In order to have as little last-minute work as possible, most of the ingredients can be combined in advance. Omit the baking powder, soda and egg whites. Refrigerate the batter. To serve, allow batter to sit at room temperature 30 minutes. Stir in baking powder and soda and continue with directions. PUMPKIN APPLE PIE (8 servings) 1 cup cooked or canned pumpkin puree 1 cup applesauce 1/2 cup light brown sugar 3/4 teaspoon salt 1 1/2 teaspoons cinnamon 1 teaspoon nutmeg 1/2 teaspoon cloves 1/4 teaspoon ginger 4 eggs, well beaten 1/2 cup heavy cream 1/4 cup milk 9-inch unbaked pie shell
Combine the pumpkin, applesauce, sugar, salt, cinnamon, nutmeg, cloves and ginger. Blend in the eggs. Scald the cream and milk and then add slowly to pumpkin mixture. Mix throughly and pour into pie shell. Bake at 425 degrees for 45 to 50 minutes or until knife inserted in center comes out clean. Cool and chill. Garnish with whipped cream, if desired. CRANBERRY SALAD MOLD
(8 to 10 servings) 2 packages unflavored gelatin 3 cups orange juice 2 cups ground raw cranberries 2 oranges, seeded and ground 2 cups finely chopped celery 1 cup chopped walnuts 1/2 cup sugar Soften gelatin in 1/2 cup orange juice and dissolve over low heat. Remove from heat and stir in remaining juice. Chill until partially set. Combine cranberries, oranges, celery and walnuts and stir in sugar. When gelatin mixture is partially set, add cranberry mixture and pour into 8-cup mold. Chill until firm. Unmold to serve. HOT HERBED TOMATOES
(6 servings) 1 1/2 pints cherry tomatoes 6 tablespoons finely minced inion 1 large clove garlic, finely minced 6 tablespoons chopped parsley 1/3 teaspoon dried thyme 3/4 cup soft bread crumbs Dash pepper 6 tablespoons olive or salad oil
Stem tomatoes and wash; drain. Combine remaining ingredients; mix well. Arrange tomatoes in single layer in lightly oiled, shallow baking dish.
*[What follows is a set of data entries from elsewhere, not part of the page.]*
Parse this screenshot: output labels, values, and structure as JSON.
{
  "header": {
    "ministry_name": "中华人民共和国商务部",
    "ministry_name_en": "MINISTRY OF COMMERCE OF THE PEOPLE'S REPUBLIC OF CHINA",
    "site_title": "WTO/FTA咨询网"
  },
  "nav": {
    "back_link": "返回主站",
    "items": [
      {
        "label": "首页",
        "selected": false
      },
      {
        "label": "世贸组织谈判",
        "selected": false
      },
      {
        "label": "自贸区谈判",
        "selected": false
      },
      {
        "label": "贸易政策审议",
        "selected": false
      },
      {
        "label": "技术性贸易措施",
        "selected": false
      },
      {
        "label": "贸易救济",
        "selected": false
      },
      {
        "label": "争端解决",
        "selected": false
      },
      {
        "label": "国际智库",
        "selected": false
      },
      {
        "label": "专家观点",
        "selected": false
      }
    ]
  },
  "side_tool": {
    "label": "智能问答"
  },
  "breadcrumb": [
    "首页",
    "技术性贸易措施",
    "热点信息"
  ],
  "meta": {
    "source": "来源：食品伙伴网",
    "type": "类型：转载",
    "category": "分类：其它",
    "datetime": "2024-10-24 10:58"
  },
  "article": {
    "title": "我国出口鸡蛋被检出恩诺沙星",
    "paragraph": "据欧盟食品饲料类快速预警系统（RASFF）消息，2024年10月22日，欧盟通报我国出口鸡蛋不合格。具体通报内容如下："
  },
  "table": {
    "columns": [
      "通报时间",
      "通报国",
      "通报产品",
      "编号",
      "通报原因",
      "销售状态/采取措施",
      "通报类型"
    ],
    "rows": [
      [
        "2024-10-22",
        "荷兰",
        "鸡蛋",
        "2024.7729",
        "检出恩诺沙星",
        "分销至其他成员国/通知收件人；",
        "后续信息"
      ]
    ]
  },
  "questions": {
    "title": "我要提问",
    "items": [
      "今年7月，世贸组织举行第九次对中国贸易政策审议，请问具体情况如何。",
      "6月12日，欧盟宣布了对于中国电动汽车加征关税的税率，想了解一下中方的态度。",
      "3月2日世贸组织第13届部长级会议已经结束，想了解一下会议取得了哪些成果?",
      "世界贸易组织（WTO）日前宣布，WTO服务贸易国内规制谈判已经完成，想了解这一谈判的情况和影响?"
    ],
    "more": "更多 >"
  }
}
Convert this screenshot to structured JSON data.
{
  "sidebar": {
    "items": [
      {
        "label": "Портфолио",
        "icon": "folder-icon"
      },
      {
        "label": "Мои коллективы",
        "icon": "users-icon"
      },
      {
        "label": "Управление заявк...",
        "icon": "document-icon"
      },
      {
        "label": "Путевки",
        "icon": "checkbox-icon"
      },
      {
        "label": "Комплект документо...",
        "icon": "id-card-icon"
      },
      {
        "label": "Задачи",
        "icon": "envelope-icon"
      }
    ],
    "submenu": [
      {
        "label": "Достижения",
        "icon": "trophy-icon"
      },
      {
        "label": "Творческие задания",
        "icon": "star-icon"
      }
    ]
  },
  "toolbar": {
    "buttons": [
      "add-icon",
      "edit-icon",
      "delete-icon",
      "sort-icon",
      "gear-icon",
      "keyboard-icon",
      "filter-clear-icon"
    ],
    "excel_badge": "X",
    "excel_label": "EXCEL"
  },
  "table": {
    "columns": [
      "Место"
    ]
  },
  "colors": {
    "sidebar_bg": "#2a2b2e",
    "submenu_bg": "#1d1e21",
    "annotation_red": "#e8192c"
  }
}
Sprinkle bread crumb mixture over tomatoes. Refrigerate, if desired. To serve, return to room temperature and bake at 425 degrees for 6 to 8 minutes, or until tomatoes are softened.